Law
If a survivor wants to complain after a long gap since the incident, it has to be well thought out and not an emotional decision says an expert.

On September 7 this year, Purnima Govindarajalu, a researcher from Canada began a petition on Change.org, asking the government of India to allow adult survivors of sexual abuse to report the harassment to the police. Her demand to remove time limitations for such complaints, has has now found the support of a member of Parliament, namely DMK's Kanimozhi.

The petition addressed to Law minister Ravi Shankar Prasad and Women and Child Development minister Maneka Gandhi outlines Purnima's harrowing experience as a child in India. She alleges that her cousin's husband molested her by putting his hands and mouth on her private parts. The abuse continued till she was 13 and Purnima says that she was too ashamed and confused to talk to anyone about it. But as an adult, when she realised what had happened she chose to file a complaint against her alleged abuser.

But the law in its current form does not allow for that. First because the POCSO Act, which came into force in 2012, cannot be applied retrospectively. And second, at the time of the alleged abuse, penetration by finger or tongue did not fall under the definition of rape under IPC 376. What Purnima was subjected to, therefore, would only be termed molestation - for which the maximum punishment is less than three years.

This would mean that, under section 468 of CrPC, the crime can no longer be tried in court. The code says that any offence which is punishable by imprisonment between one and three years, cannot be taken cognizance of more than three years after the crime.

MP Kanimozhi who tweeted in support of the survivor on Sunday argues that such restriction must be done away with. "When a crime of this nature occurs, children don't understand what is happening and a lot of them tend to blame themselves," the DMK leader told TNM. "When they finally understand what happened and are ready to speak, we should take their complaint and ensure action follows," she adds.

When asked if she is ready to take up the matter in Parliament, Kanimozhi replies in the affirmative.

"Yes, I will definitely take this up in the Parliament when I can because the scars that this kind of abuse creates run too deep to be ignored. Pedophiles are usually repeat offenders ," she says. "An amendment has to be brought in the existing laws."

Lawyers that TNM spoke to however pointed out that the POCSO act which came into force in 2012 ensures that adult survivors can complain now. "The punishment under POCSO for such a crime is from three to five years.

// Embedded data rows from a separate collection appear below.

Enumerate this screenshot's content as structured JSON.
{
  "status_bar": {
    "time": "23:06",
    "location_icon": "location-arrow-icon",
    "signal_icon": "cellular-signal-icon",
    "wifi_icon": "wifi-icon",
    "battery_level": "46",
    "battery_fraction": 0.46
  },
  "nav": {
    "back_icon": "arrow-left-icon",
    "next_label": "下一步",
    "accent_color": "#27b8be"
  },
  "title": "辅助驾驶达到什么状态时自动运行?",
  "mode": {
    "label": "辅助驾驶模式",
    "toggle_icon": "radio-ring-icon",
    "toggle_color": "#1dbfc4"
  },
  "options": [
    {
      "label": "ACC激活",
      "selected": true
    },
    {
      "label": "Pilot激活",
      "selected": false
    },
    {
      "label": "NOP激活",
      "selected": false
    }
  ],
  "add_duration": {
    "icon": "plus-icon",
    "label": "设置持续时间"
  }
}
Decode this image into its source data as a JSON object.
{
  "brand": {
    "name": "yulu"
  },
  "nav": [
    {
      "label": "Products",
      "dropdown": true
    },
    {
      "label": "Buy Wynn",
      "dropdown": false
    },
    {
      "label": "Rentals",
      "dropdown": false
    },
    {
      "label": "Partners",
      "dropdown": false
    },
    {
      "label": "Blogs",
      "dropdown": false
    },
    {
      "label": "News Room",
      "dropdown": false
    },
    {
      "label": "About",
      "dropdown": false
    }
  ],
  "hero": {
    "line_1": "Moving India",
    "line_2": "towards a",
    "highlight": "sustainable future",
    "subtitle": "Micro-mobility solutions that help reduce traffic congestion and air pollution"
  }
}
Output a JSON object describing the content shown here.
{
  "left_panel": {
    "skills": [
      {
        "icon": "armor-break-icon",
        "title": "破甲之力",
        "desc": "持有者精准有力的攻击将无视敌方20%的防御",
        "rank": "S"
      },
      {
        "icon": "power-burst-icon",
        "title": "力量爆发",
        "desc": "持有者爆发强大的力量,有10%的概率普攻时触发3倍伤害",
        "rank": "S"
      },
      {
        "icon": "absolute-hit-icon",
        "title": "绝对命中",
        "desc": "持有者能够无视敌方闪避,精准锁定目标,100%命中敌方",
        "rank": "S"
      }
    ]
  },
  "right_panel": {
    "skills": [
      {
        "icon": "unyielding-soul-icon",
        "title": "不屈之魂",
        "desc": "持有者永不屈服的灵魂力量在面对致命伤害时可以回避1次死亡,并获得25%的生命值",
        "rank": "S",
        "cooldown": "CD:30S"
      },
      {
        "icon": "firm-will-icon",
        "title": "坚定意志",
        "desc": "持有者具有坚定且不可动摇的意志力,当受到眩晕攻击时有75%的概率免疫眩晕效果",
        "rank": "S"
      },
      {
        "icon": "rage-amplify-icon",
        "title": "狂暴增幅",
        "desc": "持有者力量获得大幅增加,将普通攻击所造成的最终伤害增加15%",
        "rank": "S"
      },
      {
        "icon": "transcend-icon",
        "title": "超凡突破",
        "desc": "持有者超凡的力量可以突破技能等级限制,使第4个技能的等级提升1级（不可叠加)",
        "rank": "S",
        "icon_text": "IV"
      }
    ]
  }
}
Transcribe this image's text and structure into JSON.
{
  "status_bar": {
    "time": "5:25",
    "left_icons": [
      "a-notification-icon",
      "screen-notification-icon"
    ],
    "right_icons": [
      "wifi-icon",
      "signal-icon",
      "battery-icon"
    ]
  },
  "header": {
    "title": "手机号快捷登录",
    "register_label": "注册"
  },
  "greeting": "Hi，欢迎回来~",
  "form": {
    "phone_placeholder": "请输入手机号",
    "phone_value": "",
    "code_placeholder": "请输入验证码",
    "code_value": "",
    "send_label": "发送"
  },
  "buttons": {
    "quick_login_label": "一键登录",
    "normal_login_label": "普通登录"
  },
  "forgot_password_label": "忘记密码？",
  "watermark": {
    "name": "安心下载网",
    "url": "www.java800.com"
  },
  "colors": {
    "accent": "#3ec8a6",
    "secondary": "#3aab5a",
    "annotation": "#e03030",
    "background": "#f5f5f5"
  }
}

So hereafter, such an issue will not arise," says Akhila, a lawyer at the Madras High Court. "But question in this case is if the Statue of Limitations can be overcome in anyway," she adds.

Sudha Ramalingam, a human rights lawyer however argues in favour of some form of time limitation. "Every case must be handled as per the law. You cannot indefinitely keep quiet for practical reasons as well. If you come complain after 20 years there will be no evidence to prove your allegations and it will just be he said-she said in court. How will it result in any form of conviction?" she asks.

Experts further opine that complaints which come this late, can lead to more harm than good for the survivor.

"If a survivor wants to complain after a long gap since the incident, it has to be well thought out and not an emotional decision," says Vidya Reddy, of Tulir, Centre for Prevention and Healing of Child Sexual Abuse. "Are they ready to face any outcome that the case could have? Can they answer all the question in court? These are questions they must consider before taking this course of action," she adds.